Kanye kept a blog at the time that I loved (remember those? A person’s own internet space before Twitter). On it he’d post pictures of expensive shoes, art installations and the models he especially liked. It bottled the interest in high-end fashion and consumer culture that has ran through his music since year dot. By Graduation, those gap jeans had been tossed out permanently. The Louis Vuitton Don was free to pop champagne on a plane while bragging about his Dior Homme threads. Financial privilege is a long-standing rap motif, but Kanye added a high-end, high-art sheen.
Yet the album plays like the full realisation of the discomfort West felt on ‘Diamonds of Sierra Leone’ as he struggles to make peace with his love of nice things. On ‘Good Morning’ he defines himself by the clothes he wears (“I’m like the fly Malcolm X, buy any jeans necessary”), while on ‘Can’t Tell Me Nothing’ he calls himself out for his own materialism (“I had a dream I could buy my way to heaven/When I awoke, I spent that on a necklace”). Evidence of the root of his thorny relationship with designerwear is found on ‘Champion’, when he recalls the work put in by his father to re-up his wardrobe before each school year started. Ye feels damned if he does and damned if he doesn’t – the natural end-point of the conversation would come on Yeezus masterpiece ‘New Slaves’.
This friction is there because Kanye West is a human being. He’s never been one to throw X-Pro filters on his lyrics, whether it be on brash declarations of strength (‘Barry Bonds’, ‘Stronger’) or late-night confessionals (‘Everything I Am’, ‘Can’t Tell Me Nothing’). On ‘Big Brother’ he details his life-long admiration for Jay Z and hints at the post-College Dropout tension between the two. It’s a stark divulgence that refreshingly inverts the usual posturing of rap’s male-dominated cliques.

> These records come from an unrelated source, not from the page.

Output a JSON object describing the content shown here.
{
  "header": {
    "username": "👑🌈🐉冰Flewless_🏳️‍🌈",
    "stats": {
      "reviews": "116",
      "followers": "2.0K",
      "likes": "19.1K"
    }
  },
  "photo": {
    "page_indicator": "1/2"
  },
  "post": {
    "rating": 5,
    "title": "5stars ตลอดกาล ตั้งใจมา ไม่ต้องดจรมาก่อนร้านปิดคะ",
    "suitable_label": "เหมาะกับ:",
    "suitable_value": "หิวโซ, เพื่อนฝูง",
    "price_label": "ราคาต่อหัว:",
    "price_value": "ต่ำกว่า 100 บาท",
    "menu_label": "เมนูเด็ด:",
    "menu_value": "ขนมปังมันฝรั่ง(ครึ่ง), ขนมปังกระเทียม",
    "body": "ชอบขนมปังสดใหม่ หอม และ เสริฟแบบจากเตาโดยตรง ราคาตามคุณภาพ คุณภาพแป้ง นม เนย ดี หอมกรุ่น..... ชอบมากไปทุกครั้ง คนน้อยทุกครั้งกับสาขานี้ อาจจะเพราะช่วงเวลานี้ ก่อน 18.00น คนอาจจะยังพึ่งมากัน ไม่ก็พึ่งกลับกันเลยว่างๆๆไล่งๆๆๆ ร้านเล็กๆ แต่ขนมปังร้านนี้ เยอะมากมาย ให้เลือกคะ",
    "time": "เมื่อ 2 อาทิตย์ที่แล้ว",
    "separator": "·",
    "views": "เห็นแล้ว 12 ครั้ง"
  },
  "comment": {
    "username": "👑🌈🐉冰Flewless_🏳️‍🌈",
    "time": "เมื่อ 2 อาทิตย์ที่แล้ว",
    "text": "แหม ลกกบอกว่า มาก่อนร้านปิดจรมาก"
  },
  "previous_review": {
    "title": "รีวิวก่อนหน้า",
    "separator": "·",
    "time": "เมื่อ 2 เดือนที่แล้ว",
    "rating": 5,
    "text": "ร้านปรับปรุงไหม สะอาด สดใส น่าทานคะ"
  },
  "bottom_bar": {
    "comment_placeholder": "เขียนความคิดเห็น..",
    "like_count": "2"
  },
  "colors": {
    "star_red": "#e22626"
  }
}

So why is Graduation West’s weakest album? Not a bad album, of course – it’s a still a classic. It’s just less classic than the other classics in his 24-carat canon. Ye’s ability to mine the perfect guest spot is certainly missed. Chris Martin is just not a singer who should be on a West track, while peak-era Lil Wayne drops a bafflingly weak verse on ‘Barry Bonds’. And there’s an unease that hangs over some of the softer singles (‘Homecoming’, ‘Good Life’) that for the only time in his career, Kanye was second-guessing his instincts in order to chase radio play. He would eventually walk the tightrope between commercial potential and artistic achievement in an unbroken straight line with My Beautiful Dark Twisted Fantasy, but he couldn’t have done it without standing on his own shoulders.
There was also the tiff with 50, which, as Graduation engineer James Auwarter told me last year, put restrictions on West as he rushed to finish the record in time for the chart battle. “I think he regretted being under the gun,” said Auwarter. “It was the first time there was a force telling him when to stop.”

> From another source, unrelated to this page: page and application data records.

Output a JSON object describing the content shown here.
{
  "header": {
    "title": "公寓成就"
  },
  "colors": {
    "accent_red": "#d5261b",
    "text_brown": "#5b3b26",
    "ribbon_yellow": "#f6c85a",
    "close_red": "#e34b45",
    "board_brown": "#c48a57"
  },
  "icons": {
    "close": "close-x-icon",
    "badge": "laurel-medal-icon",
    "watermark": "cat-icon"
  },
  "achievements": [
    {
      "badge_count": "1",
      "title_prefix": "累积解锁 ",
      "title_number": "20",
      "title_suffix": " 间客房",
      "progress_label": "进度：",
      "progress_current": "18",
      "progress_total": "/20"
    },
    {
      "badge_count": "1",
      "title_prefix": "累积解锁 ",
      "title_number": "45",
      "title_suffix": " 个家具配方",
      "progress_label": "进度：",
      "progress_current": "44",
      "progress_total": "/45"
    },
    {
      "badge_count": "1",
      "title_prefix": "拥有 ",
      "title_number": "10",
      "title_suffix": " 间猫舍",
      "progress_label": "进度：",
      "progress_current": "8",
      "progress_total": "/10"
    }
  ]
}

There’s no need to dwell too much on what happened next. All we need to know about the traumas in West’s personal life — and that award show moment – have been laid out on the daring, retro-futuristic synthpop of 808s & Heartbreak. But if the Swift humbling seemed like an almighty fall, it’s because of the great heights Graduation’s first-class shuttle blast launched Kanye towards. His head was in the clouds, shooting stars reflected in his eyes. This was DeLorean music with West behind the wheel, Pastelle jacket on his back, taking his sound to a strange new future no-one had dared imagine.